### Input material ###

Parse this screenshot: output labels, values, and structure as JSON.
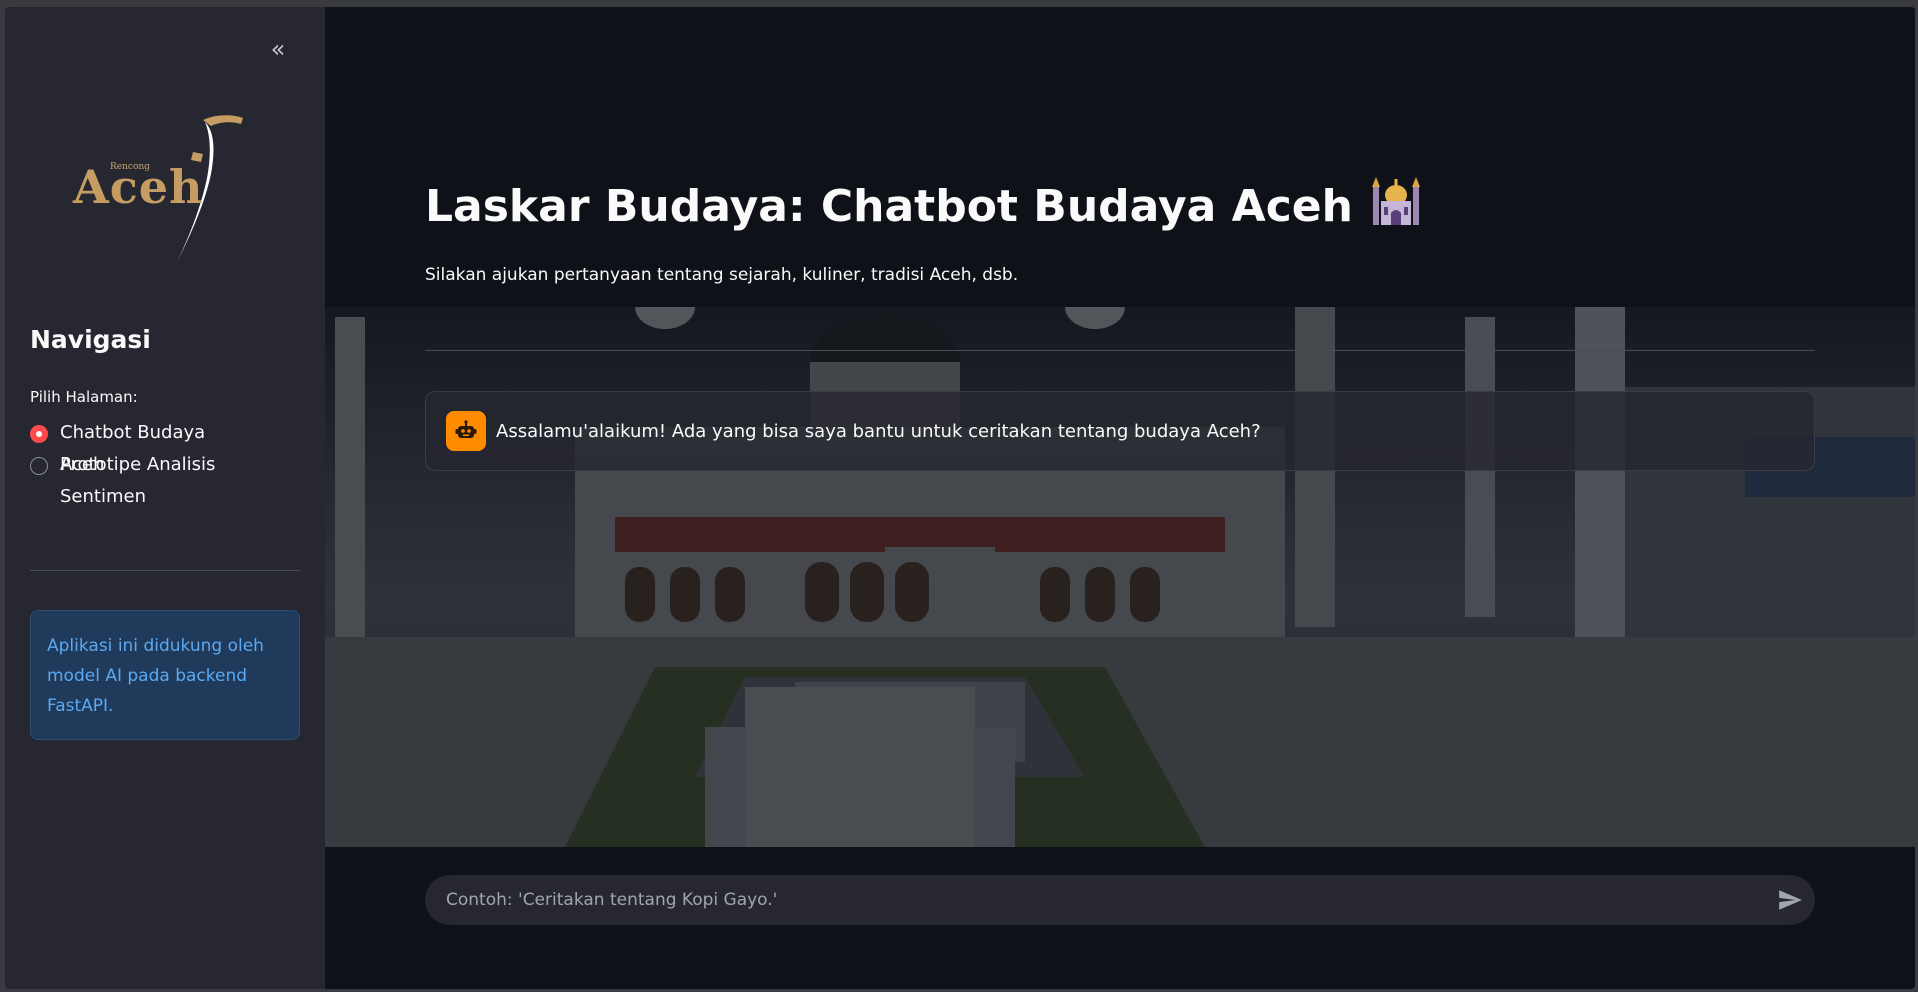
{
  "sidebar": {
    "collapse_glyph": "«",
    "logo": {
      "small_text": "Rencong",
      "big_text": "Aceh"
    },
    "nav_title": "Navigasi",
    "nav_label": "Pilih Halaman:",
    "options": [
      {
        "label": "Chatbot Budaya Aceh",
        "selected": true
      },
      {
        "label": "Prototipe Analisis Sentimen",
        "selected": false
      }
    ],
    "info_text": "Aplikasi ini didukung oleh model AI pada backend FastAPI."
  },
  "main": {
    "title": "Laskar Budaya: Chatbot Budaya Aceh",
    "title_emoji": "mosque-icon",
    "subtitle": "Silakan ajukan pertanyaan tentang sejarah, kuliner, tradisi Aceh, dsb.",
    "messages": [
      {
        "role": "assistant",
        "avatar_icon": "robot-icon",
        "text": "Assalamu'alaikum! Ada yang bisa saya bantu untuk ceritakan tentang budaya Aceh?"
      }
    ],
    "chat_input": {
      "placeholder": "Contoh: 'Ceritakan tentang Kopi Gayo.'",
      "value": ""
    }
  },
  "colors": {
    "sidebar_bg": "#262730",
    "main_bg": "#0e1117",
    "accent_radio": "#ff4b4b",
    "avatar_bg": "#ff8c00",
    "info_bg": "#1f3a5a",
    "info_text": "#5aa9f2",
    "logo_gold": "#c59d62"
  }
}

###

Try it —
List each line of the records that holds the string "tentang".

Answer box —
    "subtitle": "Silakan ajukan pertanyaan tentang sejarah, kuliner, tradisi Aceh, dsb.",
        "text": "Assalamu'alaikum! Ada yang bisa saya bantu untuk ceritakan tentang budaya Aceh?"
      "placeholder": "Contoh: 'Ceritakan tentang Kopi Gayo.'",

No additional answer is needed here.